“It was a whole mix of emotions when I committed,” she said.

Chin said the decision to do Teach for America rather than take the marketing job with British Petroleum was tough at first.

“My grandma was like ‘Would you like to work for a big oil company or teach inner city kids?'” she said.

The application process is highly selective, she said.

Teach for America looks for “exceptional leaders who have a track record of achievement (whether in school, work or extracurricular activities),” according to the site.

During the application process, hopefuls are asked to list where they prefer to be placed and whether they prefer an urban or rural setting, Chin said. She listed her top choices as Chicago, Houston and Denver. After growing up in Wilmette, Ill., she is now ready to spend her next two years in Houston.

“Its kind of scary to think about moving away,” she said. “But I’m excited. I did study abroad and lived on my own in Barcelona so I’m not too scared about a new city.”

Chin got a feel for teaching and working with children while coaching Special Olympics on campus. She also tutors children at Booker T. Washington Elementary School in Champaign.

“I … love the young kids,” she said. “They are so energetic and need good role models and need people who will give them the time of day.”

Chin said her parents were nervous at first about the idea of her living in Houston and teaching in the inner city, but now her mom and dad are both big supporters of it.

She said Teach for America had conference calls with her parents, which helped inform them.

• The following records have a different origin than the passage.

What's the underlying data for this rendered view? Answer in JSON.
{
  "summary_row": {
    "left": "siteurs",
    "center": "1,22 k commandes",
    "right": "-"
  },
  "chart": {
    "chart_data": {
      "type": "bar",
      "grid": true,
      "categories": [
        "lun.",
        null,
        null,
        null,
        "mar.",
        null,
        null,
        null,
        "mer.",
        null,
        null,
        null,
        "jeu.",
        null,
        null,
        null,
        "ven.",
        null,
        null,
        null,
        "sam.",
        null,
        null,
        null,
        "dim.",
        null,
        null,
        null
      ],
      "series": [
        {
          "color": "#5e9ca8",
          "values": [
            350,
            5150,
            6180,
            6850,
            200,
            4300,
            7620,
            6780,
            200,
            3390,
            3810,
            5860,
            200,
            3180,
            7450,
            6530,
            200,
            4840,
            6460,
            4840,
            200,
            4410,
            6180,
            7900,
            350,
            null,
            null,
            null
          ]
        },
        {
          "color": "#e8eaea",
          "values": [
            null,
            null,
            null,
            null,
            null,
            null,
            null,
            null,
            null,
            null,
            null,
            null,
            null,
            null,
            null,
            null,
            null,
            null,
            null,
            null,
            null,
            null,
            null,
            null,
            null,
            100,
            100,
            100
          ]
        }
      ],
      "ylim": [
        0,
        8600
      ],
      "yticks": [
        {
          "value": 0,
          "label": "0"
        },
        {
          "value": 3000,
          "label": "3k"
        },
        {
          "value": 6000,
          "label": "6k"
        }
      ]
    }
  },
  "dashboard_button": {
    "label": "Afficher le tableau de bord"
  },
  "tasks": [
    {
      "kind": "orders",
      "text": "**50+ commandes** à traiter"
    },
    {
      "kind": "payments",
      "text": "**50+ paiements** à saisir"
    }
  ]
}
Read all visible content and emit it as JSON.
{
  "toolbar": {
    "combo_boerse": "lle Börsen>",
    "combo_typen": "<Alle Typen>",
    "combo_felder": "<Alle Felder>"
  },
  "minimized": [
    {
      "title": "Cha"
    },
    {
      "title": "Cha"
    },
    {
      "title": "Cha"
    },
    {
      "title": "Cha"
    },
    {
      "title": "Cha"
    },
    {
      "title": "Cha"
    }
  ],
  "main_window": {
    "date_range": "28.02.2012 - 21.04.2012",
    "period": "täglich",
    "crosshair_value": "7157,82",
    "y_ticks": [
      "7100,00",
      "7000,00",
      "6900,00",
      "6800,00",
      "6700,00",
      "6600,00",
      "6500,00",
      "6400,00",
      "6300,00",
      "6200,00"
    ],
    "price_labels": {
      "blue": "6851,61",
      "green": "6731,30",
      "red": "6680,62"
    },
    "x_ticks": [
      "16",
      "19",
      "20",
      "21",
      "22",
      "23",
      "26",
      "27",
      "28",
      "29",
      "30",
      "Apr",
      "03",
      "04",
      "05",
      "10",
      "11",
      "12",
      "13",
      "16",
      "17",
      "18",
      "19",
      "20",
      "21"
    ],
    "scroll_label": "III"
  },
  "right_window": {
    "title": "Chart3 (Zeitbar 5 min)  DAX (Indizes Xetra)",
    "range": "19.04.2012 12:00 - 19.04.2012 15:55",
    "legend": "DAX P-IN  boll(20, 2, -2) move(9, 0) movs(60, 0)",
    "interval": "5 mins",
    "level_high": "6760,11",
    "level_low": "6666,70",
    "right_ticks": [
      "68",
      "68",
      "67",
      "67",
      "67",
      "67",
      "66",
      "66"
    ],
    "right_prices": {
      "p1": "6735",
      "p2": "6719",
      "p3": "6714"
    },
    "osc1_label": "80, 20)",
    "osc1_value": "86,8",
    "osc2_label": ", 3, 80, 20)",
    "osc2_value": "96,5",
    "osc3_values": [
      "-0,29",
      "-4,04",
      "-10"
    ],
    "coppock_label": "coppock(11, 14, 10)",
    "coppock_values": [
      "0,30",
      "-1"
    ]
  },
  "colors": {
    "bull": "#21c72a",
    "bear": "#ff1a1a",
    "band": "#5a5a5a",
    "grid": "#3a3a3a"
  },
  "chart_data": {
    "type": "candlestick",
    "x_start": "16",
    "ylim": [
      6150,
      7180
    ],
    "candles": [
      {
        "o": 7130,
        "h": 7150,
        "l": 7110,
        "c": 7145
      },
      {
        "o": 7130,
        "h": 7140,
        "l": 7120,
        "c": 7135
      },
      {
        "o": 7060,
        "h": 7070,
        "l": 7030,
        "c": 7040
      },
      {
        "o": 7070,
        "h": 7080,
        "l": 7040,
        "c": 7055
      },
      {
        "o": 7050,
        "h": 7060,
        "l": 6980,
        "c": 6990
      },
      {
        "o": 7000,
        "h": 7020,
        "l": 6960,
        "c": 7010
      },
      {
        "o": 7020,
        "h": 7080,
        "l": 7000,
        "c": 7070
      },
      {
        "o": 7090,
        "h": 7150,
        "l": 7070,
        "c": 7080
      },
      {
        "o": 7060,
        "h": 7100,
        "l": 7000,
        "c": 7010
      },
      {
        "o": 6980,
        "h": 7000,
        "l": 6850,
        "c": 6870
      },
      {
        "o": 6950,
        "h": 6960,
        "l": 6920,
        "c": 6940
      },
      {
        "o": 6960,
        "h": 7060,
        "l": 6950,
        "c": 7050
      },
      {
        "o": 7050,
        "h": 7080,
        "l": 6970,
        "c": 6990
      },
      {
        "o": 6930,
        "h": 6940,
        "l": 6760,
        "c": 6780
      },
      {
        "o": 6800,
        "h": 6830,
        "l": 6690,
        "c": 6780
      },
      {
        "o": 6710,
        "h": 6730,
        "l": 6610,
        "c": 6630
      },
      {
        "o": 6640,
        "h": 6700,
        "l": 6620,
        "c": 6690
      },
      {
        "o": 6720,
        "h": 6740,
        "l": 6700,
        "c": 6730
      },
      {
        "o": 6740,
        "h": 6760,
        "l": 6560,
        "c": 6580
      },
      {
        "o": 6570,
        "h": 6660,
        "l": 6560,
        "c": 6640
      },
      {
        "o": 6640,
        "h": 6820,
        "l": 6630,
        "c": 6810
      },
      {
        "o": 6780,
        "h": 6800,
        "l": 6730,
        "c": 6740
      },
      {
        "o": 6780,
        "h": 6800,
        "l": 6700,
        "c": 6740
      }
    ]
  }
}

“My grandma is really excited, she sends me random teaching pamphlets,” she added.

She said she is taking a road trip to Houston on June 5 to take part in the intensive training process for five weeks.

After that, she will begin teaching middle school in the city.

“I am a little nervous, it is completely outside my comfort zone,” she added. “It’s the same kind of nervous like when you went to college, it’s a good nervous.”